How would you feel if when you woke up 3 years had passed? You did not look the same, you did not know your husband and you had a whole new life. What would you do if you did not like the new you? This is the story of Lexi Smart a young woman who at 25 was known as straggle tooth as she stumbled through life.  After a fall and a bump to her head she wakes up three years later a whole different person with perfect teeth and hair. This is her tale as she works on uncovering who she is and how she got there.

Madeleine Wickham is the author of this book written under the pen name of Sophie Kinsella.  She has written 10 books under this name, 6 of these books are Shopaholic books and the other 4 are stand alone novels centering around various characters. Please see my other Sophie Kinsella reviews at http://books-treasureortrash.com/?s=sophie+kinsella. All of these novels including Remember Me are considered chick lit. Most of her books can also fall under comedy as they are usually funny and amusing, although Remember Me does not really fit into the comedy genre as it is more serious. The story is told in the first person narrative with Lexi’s voice and thoughts as we follow her through her life.

The story pulls us in from the first page when we are introduced to our main character Lexi Smart.  She is 25 years old and she is happy in her life although things could be better.  She has crooked teeth, a lousy boyfriend, her father just died and she missed the annual bonus because she was hired 2 weeks after the start of the bonus period. It is now 3 years later and a lot has happened to change Lexi’s life.  She has a gorgeous and successful husband, her teeth have been straightened and she is in the best shape of her life. The only problem is she has a specialized amnesia and can not remember anything that has happened over the last 3 years.

The characters are interesting and I really liked Lexi’s little sister, I thought some of her antics were intriguing. This book takes a good look at family dynamics. It shows how families can help mold us and drive us to do the things we do. I enjoyed following Lexi’s journey of personal discovery as she pieced together her life. Getting to know her husband, finding out he wasn’t as perfect as he first appeared, but then who is? Lexi also learns the price she had to pay to go from junior clerk to executive.  This is an enjoyable read, not really very deep but certainly fun. 

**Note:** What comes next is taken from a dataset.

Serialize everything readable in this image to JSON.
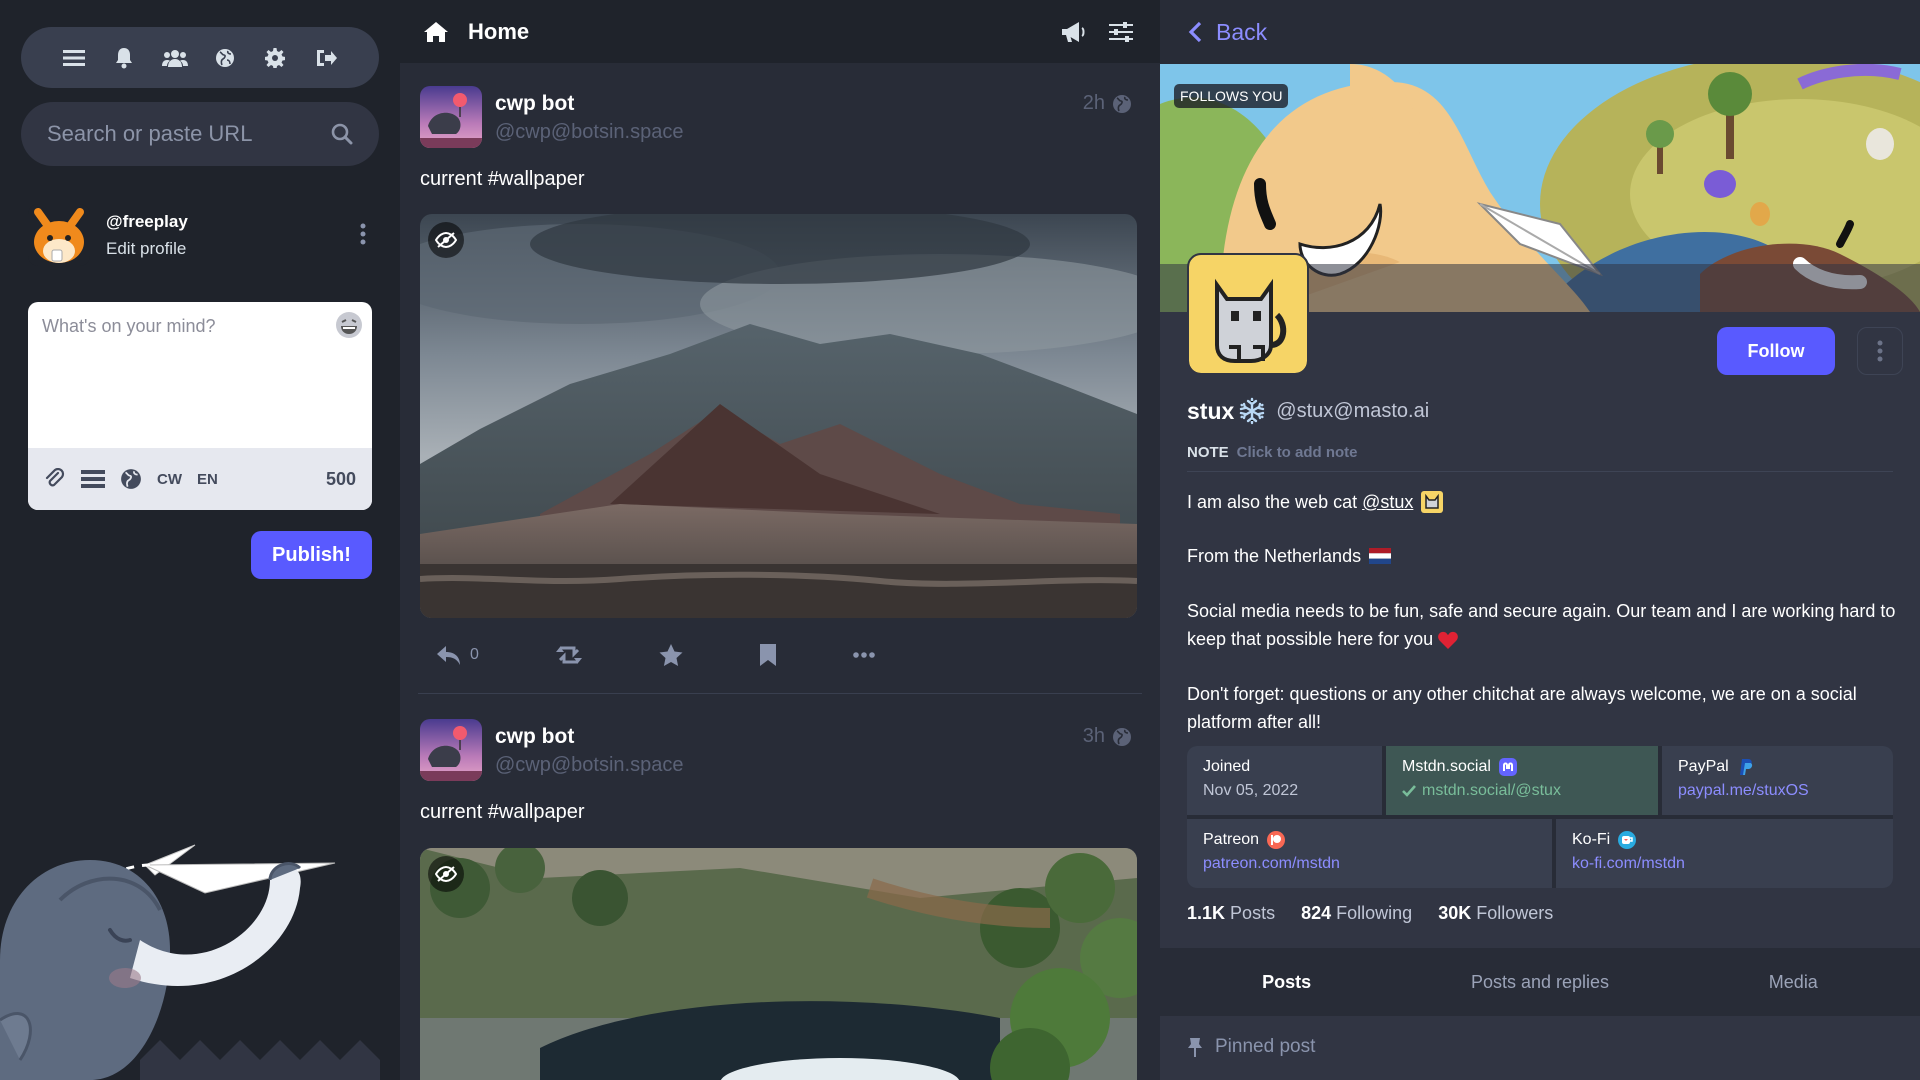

If you are looking for an entertaining story about a young woman’s journey in rediscovering her life then I recommend this book. If you are expecting lots of humour you will not find it in this book and although it is not really funny it is still light reading.